Exercise prompt> Every entry below needs to be copied exactly.

Supplied data>
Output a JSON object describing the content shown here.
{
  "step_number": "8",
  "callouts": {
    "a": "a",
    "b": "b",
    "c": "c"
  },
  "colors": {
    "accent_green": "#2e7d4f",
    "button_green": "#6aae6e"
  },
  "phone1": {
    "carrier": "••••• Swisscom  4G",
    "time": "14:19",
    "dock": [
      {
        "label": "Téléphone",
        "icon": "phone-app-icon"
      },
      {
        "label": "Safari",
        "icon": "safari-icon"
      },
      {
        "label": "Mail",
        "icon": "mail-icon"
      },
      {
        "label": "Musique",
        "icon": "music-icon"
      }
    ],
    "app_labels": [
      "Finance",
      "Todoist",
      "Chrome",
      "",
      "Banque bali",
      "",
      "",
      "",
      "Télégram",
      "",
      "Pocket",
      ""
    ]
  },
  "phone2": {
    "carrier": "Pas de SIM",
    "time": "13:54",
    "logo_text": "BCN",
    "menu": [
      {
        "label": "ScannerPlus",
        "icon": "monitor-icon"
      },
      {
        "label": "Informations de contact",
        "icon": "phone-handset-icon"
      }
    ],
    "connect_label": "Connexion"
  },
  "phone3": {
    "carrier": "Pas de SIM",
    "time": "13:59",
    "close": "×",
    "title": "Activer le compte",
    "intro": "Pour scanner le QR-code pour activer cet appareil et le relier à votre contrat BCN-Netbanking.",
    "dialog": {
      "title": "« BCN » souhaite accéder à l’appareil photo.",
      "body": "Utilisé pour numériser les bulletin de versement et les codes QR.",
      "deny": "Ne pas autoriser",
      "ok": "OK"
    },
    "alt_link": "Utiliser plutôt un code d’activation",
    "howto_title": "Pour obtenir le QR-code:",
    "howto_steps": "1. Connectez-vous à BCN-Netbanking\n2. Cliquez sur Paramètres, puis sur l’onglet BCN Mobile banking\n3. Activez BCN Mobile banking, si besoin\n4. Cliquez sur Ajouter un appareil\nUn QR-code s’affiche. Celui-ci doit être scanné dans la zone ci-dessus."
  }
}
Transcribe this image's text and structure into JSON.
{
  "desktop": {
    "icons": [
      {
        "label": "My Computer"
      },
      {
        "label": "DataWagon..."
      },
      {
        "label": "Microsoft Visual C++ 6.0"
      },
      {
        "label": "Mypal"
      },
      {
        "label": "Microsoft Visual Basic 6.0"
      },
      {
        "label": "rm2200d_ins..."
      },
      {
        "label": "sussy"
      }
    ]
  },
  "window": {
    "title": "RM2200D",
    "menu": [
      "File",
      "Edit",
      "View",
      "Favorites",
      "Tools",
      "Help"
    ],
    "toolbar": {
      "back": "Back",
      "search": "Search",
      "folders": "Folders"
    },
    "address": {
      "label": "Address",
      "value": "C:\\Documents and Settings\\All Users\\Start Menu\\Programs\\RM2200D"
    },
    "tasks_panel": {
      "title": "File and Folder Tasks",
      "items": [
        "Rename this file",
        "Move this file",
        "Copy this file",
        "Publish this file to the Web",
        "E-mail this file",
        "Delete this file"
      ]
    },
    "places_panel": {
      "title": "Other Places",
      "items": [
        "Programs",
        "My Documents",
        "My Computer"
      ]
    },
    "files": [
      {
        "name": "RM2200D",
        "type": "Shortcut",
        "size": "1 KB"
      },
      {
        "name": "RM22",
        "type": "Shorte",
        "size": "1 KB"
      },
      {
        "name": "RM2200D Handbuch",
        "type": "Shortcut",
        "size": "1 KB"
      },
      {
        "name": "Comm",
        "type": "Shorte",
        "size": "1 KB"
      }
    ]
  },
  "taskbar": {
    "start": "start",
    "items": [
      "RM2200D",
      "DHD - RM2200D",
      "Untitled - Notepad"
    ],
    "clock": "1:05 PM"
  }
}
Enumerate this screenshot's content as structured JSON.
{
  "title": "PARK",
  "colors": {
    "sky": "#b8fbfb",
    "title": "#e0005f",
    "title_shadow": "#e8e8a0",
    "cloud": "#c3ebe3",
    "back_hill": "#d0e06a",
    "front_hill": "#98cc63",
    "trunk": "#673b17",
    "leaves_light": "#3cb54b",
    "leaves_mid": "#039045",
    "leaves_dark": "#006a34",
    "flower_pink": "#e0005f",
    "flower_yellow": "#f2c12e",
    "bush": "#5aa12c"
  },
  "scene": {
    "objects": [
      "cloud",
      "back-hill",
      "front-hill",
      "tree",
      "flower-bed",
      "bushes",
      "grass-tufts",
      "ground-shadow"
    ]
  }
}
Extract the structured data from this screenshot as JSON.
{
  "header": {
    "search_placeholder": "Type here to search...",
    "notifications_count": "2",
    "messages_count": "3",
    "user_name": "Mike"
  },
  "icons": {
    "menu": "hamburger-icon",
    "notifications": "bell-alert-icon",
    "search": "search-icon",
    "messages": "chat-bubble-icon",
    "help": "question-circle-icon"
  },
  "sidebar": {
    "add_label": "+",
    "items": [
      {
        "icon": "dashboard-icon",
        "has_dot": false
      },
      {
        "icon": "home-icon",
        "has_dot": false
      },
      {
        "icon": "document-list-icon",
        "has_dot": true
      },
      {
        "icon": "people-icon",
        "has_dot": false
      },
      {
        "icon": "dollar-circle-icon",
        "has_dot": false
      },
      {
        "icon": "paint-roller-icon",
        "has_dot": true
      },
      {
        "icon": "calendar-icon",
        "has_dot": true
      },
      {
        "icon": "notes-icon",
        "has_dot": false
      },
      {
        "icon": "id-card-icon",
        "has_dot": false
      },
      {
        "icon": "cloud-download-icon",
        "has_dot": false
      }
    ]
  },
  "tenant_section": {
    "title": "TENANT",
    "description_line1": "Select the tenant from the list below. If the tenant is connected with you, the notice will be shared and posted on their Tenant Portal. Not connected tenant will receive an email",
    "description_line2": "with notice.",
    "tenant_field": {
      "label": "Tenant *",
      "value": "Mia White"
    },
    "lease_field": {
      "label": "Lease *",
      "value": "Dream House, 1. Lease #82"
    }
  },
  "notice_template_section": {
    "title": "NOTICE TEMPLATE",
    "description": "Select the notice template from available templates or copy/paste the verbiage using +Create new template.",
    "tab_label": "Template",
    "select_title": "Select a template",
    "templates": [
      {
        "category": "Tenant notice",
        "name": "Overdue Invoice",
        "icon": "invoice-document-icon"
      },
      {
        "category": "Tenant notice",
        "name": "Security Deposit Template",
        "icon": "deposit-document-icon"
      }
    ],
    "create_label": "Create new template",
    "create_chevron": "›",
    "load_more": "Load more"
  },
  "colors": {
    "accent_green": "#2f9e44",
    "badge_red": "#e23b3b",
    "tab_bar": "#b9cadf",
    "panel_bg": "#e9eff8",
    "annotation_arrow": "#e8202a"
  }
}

Task response>
Output a JSON object describing the content shown here.
{
  "step_number": "8",
  "callouts": {
    "a": "a",
    "b": "b",
    "c": "c"
  },
  "colors": {
    "accent_green": "#2e7d4f",
    "button_green": "#6aae6e"
  },
  "phone1": {
    "carrier": "••••• Swisscom  4G",
    "time": "14:19",
    "dock": [
      {
        "label": "Téléphone",
        "icon": "phone-app-icon"
      },
      {
        "label": "Safari",
        "icon": "safari-icon"
      },
      {
        "label": "Mail",
        "icon": "mail-icon"
      },
      {
        "label": "Musique",
        "icon": "music-icon"
      }
    ],
    "app_labels": [
      "Finance",
      "Todoist",
      "Chrome",
      "",
      "Banque bali",
      "",
      "",
      "",
      "Télégram",
      "",
      "Pocket",
      ""
    ]
  },
  "phone2": {
    "carrier": "Pas de SIM",
    "time": "13:54",
    "logo_text": "BCN",
    "menu": [
      {
        "label": "ScannerPlus",
        "icon": "monitor-icon"
      },
      {
        "label": "Informations de contact",
        "icon": "phone-handset-icon"
      }
    ],
    "connect_label": "Connexion"
  },
  "phone3": {
    "carrier": "Pas de SIM",
    "time": "13:59",
    "close": "×",
    "title": "Activer le compte",
    "intro": "Pour scanner le QR-code pour activer cet appareil et le relier à votre contrat BCN-Netbanking.",
    "dialog": {
      "title": "« BCN » souhaite accéder à l’appareil photo.",
      "body": "Utilisé pour numériser les bulletin de versement et les codes QR.",
      "deny": "Ne pas autoriser",
      "ok": "OK"
    },
    "alt_link": "Utiliser plutôt un code d’activation",
    "howto_title": "Pour obtenir le QR-code:",
    "howto_steps": "1. Connectez-vous à BCN-Netbanking\n2. Cliquez sur Paramètres, puis sur l’onglet BCN Mobile banking\n3. Activez BCN Mobile banking, si besoin\n4. Cliquez sur Ajouter un appareil\nUn QR-code s’affiche. Celui-ci doit être scanné dans la zone ci-dessus."
  }
}
Transcribe this image's text and structure into JSON.
{
  "desktop": {
    "icons": [
      {
        "label": "My Computer"
      },
      {
        "label": "DataWagon..."
      },
      {
        "label": "Microsoft Visual C++ 6.0"
      },
      {
        "label": "Mypal"
      },
      {
        "label": "Microsoft Visual Basic 6.0"
      },
      {
        "label": "rm2200d_ins..."
      },
      {
        "label": "sussy"
      }
    ]
  },
  "window": {
    "title": "RM2200D",
    "menu": [
      "File",
      "Edit",
      "View",
      "Favorites",
      "Tools",
      "Help"
    ],
    "toolbar": {
      "back": "Back",
      "search": "Search",
      "folders": "Folders"
    },
    "address": {
      "label": "Address",
      "value": "C:\\Documents and Settings\\All Users\\Start Menu\\Programs\\RM2200D"
    },
    "tasks_panel": {
      "title": "File and Folder Tasks",
      "items": [
        "Rename this file",
        "Move this file",
        "Copy this file",
        "Publish this file to the Web",
        "E-mail this file",
        "Delete this file"
      ]
    },
    "places_panel": {
      "title": "Other Places",
      "items": [
        "Programs",
        "My Documents",
        "My Computer"
      ]
    },
    "files": [
      {
        "name": "RM2200D",
        "type": "Shortcut",
        "size": "1 KB"
      },
      {
        "name": "RM22",
        "type": "Shorte",
        "size": "1 KB"
      },
      {
        "name": "RM2200D Handbuch",
        "type": "Shortcut",
        "size": "1 KB"
      },
      {
        "name": "Comm",
        "type": "Shorte",
        "size": "1 KB"
      }
    ]
  },
  "taskbar": {
    "start": "start",
    "items": [
      "RM2200D",
      "DHD - RM2200D",
      "Untitled - Notepad"
    ],
    "clock": "1:05 PM"
  }
}
Enumerate this screenshot's content as structured JSON.
{
  "title": "PARK",
  "colors": {
    "sky": "#b8fbfb",
    "title": "#e0005f",
    "title_shadow": "#e8e8a0",
    "cloud": "#c3ebe3",
    "back_hill": "#d0e06a",
    "front_hill": "#98cc63",
    "trunk": "#673b17",
    "leaves_light": "#3cb54b",
    "leaves_mid": "#039045",
    "leaves_dark": "#006a34",
    "flower_pink": "#e0005f",
    "flower_yellow": "#f2c12e",
    "bush": "#5aa12c"
  },
  "scene": {
    "objects": [
      "cloud",
      "back-hill",
      "front-hill",
      "tree",
      "flower-bed",
      "bushes",
      "grass-tufts",
      "ground-shadow"
    ]
  }
}
Extract the structured data from this screenshot as JSON.
{
  "header": {
    "search_placeholder": "Type here to search...",
    "notifications_count": "2",
    "messages_count": "3",
    "user_name": "Mike"
  },
  "icons": {
    "menu": "hamburger-icon",
    "notifications": "bell-alert-icon",
    "search": "search-icon",
    "messages": "chat-bubble-icon",
    "help": "question-circle-icon"
  },
  "sidebar": {
    "add_label": "+",
    "items": [
      {
        "icon": "dashboard-icon",
        "has_dot": false
      },
      {
        "icon": "home-icon",
        "has_dot": false
      },
      {
        "icon": "document-list-icon",
        "has_dot": true
      },
      {
        "icon": "people-icon",
        "has_dot": false
      },
      {
        "icon": "dollar-circle-icon",
        "has_dot": false
      },
      {
        "icon": "paint-roller-icon",
        "has_dot": true
      },
      {
        "icon": "calendar-icon",
        "has_dot": true
      },
      {
        "icon": "notes-icon",
        "has_dot": false
      },
      {
        "icon": "id-card-icon",
        "has_dot": false
      },
      {
        "icon": "cloud-download-icon",
        "has_dot": false
      }
    ]
  },
  "tenant_section": {
    "title": "TENANT",
    "description_line1": "Select the tenant from the list below. If the tenant is connected with you, the notice will be shared and posted on their Tenant Portal. Not connected tenant will receive an email",
    "description_line2": "with notice.",
    "tenant_field": {
      "label": "Tenant *",
      "value": "Mia White"
    },
    "lease_field": {
      "label": "Lease *",
      "value": "Dream House, 1. Lease #82"
    }
  },
  "notice_template_section": {
    "title": "NOTICE TEMPLATE",
    "description": "Select the notice template from available templates or copy/paste the verbiage using +Create new template.",
    "tab_label": "Template",
    "select_title": "Select a template",
    "templates": [
      {
        "category": "Tenant notice",
        "name": "Overdue Invoice",
        "icon": "invoice-document-icon"
      },
      {
        "category": "Tenant notice",
        "name": "Security Deposit Template",
        "icon": "deposit-document-icon"
      }
    ],
    "create_label": "Create new template",
    "create_chevron": "›",
    "load_more": "Load more"
  },
  "colors": {
    "accent_green": "#2f9e44",
    "badge_red": "#e23b3b",
    "tab_bar": "#b9cadf",
    "panel_bg": "#e9eff8",
    "annotation_arrow": "#e8202a"
  }
}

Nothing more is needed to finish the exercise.